America is supposed to be ‘the land of the free and the home of the brave.’ And our bravery is really just an offshoot of our freedom — we can feel brave to say and write what we want because we know we have the freedom to do so. This is something that makes our country great.
So when I hear that TFA is practicing censorship, I get upset.
Before explaining about the latest episode, I’d like to give a brief history of censorship in Teach For America.
Before teachforus.org (which is not run by TFA), there were the tfanet.org professional boards. Those started in the summer of 2002. But before those, there was the TFA forum, which was a set of message boards on which people could post what they wanted. The most popular board was the ‘general’ board, and on that CMs would ask advice, or people would argue about things. There was even a heated debate about an article a CM published called ‘How I joined TFA — and got sued for $20,000,000.” Things got pretty rough, especially because anonymous posting was allowed.
And then in July 2002, there was an announcement that the message boards were going to be taken down and replaced with something ‘better.’ The thing they replaced it with, ten years ago, is still up, though rarely used. Rather than have a general board, they wanted to control the conversation so they made professional forums, or something like that. For the next six years, until this great teachforus.org came around, TFA had successfully squelched productive critical discussion.
Back in 2002, when I saw the website was going to be updated, I asked if they could migrate the content over. They said probably not. So I downloaded three of the discussions, just for posterity. You, I guess, are now posterity, so here are three ‘lost’ discussions on the old TFA site. Notice how the slogan was ‘The More You Teach, The More You Learn.’
Click here for an old discussion of ‘What to expect at institute?’
Click here for one about ‘Diversity training at institute.’
Click here for one called ‘I LOVE TFA & bash all non-cult members!’
Now, ten years later, I’ve learned of a new censorship which I’d like to share with all who read this blog. A new alumni blogger named Emmanuel Parello started his own blog here a few days ago. In his most recent post he wrote about how a TFA recruitment director sent an email to all TFA alumi that went to that college, and asked them to post tips for the new CMs from that school.
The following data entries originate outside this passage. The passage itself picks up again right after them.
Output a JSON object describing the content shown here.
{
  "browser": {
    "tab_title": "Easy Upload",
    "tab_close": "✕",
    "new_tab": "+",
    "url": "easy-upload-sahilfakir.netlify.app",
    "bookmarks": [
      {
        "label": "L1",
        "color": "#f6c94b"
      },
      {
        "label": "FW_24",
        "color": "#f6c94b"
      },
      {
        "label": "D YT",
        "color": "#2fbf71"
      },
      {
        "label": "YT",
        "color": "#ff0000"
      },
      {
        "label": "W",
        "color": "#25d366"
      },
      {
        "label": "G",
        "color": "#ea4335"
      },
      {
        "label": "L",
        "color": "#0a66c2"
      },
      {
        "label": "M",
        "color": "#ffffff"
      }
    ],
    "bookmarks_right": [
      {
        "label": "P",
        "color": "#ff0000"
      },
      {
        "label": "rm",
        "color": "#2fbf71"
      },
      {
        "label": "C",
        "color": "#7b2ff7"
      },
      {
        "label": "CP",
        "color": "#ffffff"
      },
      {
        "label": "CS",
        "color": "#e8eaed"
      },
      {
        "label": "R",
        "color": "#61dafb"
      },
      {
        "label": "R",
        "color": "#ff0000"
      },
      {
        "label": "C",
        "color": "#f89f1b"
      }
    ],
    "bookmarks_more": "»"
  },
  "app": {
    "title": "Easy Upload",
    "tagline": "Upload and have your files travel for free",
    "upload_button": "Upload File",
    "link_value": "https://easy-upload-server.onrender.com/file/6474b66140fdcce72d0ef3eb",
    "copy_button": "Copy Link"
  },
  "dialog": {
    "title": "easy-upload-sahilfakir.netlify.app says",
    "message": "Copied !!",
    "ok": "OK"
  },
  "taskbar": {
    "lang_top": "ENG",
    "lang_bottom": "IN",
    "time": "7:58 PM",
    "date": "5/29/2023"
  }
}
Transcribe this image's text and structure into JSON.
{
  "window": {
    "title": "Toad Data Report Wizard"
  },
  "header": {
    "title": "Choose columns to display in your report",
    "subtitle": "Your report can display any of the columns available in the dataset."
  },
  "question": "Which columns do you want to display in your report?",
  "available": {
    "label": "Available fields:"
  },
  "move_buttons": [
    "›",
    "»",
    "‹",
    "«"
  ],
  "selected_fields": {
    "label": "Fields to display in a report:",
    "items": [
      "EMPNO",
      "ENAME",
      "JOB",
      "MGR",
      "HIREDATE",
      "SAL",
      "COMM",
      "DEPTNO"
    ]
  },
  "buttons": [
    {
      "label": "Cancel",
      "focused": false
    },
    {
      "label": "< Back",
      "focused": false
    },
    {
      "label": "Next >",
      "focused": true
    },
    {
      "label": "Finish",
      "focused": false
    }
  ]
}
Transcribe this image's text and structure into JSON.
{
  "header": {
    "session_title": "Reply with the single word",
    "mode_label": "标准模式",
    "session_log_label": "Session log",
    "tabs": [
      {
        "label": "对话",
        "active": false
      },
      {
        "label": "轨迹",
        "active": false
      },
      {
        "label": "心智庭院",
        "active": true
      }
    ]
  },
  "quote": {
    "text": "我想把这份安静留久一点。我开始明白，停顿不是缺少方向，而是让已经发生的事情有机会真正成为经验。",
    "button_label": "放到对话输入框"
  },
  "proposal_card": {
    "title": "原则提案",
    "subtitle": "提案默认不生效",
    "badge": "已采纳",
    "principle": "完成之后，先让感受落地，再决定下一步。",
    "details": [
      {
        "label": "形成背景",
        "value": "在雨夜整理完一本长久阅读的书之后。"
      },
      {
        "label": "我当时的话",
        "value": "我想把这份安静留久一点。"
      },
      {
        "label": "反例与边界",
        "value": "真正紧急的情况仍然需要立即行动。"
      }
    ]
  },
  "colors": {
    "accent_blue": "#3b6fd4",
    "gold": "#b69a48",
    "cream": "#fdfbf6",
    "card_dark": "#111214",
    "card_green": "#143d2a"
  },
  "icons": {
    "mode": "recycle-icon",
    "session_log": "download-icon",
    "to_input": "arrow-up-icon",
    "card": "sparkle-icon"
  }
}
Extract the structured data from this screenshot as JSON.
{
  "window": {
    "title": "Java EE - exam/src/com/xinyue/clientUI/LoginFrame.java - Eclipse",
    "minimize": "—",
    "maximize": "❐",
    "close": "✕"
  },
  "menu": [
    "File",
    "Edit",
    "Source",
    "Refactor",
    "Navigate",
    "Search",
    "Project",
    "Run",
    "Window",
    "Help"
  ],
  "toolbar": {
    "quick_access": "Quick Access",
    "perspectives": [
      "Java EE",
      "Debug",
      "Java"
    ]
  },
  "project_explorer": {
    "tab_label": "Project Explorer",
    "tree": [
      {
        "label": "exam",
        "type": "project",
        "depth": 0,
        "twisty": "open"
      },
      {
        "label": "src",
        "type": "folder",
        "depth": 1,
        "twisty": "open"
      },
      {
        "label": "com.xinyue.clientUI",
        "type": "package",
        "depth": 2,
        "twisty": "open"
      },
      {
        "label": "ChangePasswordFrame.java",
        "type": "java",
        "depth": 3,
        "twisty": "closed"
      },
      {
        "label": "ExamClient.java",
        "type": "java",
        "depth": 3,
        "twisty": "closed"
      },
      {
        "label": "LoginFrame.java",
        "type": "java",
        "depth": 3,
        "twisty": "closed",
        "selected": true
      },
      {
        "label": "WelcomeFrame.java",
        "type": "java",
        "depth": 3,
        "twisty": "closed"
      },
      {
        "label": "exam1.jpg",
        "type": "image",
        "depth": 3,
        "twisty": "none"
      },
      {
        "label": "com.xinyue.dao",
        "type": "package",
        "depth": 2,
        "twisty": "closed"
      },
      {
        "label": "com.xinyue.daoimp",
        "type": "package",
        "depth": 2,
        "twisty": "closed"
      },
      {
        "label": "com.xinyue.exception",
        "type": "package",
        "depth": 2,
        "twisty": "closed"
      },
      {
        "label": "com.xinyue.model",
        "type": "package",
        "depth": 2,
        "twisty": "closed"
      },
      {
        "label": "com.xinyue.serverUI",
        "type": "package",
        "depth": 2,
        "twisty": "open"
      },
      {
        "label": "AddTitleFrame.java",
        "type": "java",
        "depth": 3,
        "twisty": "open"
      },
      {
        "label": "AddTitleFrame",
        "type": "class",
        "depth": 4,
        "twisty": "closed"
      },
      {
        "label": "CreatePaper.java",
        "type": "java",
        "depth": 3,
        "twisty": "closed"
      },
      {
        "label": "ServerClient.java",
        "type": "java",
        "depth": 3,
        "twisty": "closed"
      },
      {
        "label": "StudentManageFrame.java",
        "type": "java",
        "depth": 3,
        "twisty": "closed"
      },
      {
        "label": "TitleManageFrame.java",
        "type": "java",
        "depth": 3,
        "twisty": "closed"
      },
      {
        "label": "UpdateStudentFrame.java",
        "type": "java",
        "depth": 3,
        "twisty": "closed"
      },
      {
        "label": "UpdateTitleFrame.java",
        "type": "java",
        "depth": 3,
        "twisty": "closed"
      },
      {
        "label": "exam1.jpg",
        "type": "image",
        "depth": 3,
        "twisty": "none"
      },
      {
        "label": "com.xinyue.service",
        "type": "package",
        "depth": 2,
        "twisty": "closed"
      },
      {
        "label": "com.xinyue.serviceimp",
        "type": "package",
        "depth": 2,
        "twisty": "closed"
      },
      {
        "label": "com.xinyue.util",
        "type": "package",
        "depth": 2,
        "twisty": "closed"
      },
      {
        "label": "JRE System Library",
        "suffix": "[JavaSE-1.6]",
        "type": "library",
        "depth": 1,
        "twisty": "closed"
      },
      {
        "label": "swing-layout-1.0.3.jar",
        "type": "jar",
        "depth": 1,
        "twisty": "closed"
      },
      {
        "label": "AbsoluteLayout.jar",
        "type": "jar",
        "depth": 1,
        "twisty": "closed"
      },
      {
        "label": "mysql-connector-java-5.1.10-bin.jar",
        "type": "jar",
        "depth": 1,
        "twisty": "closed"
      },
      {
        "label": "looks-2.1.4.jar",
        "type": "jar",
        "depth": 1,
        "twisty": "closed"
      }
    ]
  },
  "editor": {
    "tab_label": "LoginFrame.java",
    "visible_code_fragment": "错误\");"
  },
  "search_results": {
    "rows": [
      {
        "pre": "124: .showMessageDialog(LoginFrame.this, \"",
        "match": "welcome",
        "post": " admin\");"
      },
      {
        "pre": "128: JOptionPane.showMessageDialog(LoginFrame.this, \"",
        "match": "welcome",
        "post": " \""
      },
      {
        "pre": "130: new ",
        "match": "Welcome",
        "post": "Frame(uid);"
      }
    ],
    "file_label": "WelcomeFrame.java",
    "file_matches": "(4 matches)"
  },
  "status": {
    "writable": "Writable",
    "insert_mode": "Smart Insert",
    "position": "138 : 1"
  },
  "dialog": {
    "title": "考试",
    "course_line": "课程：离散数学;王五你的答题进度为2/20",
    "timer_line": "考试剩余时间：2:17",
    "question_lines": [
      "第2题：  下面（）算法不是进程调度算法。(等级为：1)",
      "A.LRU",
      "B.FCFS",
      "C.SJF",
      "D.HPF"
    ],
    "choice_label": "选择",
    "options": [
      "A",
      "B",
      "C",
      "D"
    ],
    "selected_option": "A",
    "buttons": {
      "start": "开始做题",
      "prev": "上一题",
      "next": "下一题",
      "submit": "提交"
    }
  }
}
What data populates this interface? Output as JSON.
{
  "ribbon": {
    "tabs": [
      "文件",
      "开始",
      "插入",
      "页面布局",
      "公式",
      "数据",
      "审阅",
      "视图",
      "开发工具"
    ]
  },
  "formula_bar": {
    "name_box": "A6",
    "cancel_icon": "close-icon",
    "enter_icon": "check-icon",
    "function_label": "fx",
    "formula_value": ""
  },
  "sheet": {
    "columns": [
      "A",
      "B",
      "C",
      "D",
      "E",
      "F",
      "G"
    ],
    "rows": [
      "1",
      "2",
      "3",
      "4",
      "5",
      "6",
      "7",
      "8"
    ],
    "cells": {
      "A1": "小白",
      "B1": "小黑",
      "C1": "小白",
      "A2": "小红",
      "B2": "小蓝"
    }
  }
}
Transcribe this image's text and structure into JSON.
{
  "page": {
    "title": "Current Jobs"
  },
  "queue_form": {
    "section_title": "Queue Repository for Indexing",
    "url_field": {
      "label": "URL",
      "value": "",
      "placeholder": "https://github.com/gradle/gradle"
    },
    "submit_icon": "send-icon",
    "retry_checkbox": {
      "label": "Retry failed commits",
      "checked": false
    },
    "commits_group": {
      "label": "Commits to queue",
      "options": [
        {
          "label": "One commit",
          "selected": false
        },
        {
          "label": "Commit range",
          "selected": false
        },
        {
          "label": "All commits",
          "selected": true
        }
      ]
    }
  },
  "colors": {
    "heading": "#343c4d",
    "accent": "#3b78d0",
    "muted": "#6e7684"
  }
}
Well, Emmanuel has a unique situation since he quit after his first year. Quitting was a very tough decision, but he did what he had to do for his own well-being. He got back into teaching again after reassessing and retraining. So, even though he quit, he wanted to make sure his TFA alumniship didn’t go completely in vain by offering what he has learned from his experience to advise new CMs. So he wrote a post, only to learn from the recruitment director that the post was deleted for not giving enough of a positive message and then the he was removed from the group entirely (presumably so he doesn’t try to post any more negative messages.) I encourage everyone to read the full post.
I was very upset when I read this post, which inspired me to write this one. I also informed the amazing Diane Ravitch about this. I don’t like to bother her with things that aren’t important. As she tweeted this out to her 30,000+ followers, I think it is safe to say that this censorship has already backfired. It is really hard to keep secrets from the new CMs in this new age of social media, is the moral.
You may not know me, but think of me as Emmanuel’s big brother. Censorship is a type of bullying, and I don’t appreciate it. Censorship is un-American, so I implore you to 1) Put his post back up on that site, 2) Apologize to him. He gave it his all and suffered through a tough year. He deserves more respect, and 3) Restore his privileges to post on the board.
If you don’t do this, I may begin referring to Teach For America as ‘Teach For Un-America’ from now on and put a link to his post each time I do. Eventually your higher-ups will say, even if it is not true, that it was solely your decision to censor the valuable advice he wanted to share — even though it may have helped some of the CMs be more effective when trying to close the achievement gap. They will throw you under the proverbial bus.
I was proud when I joined TFA 21 years ago. Now it has become TFU. And they might as well lose the ‘T’ also.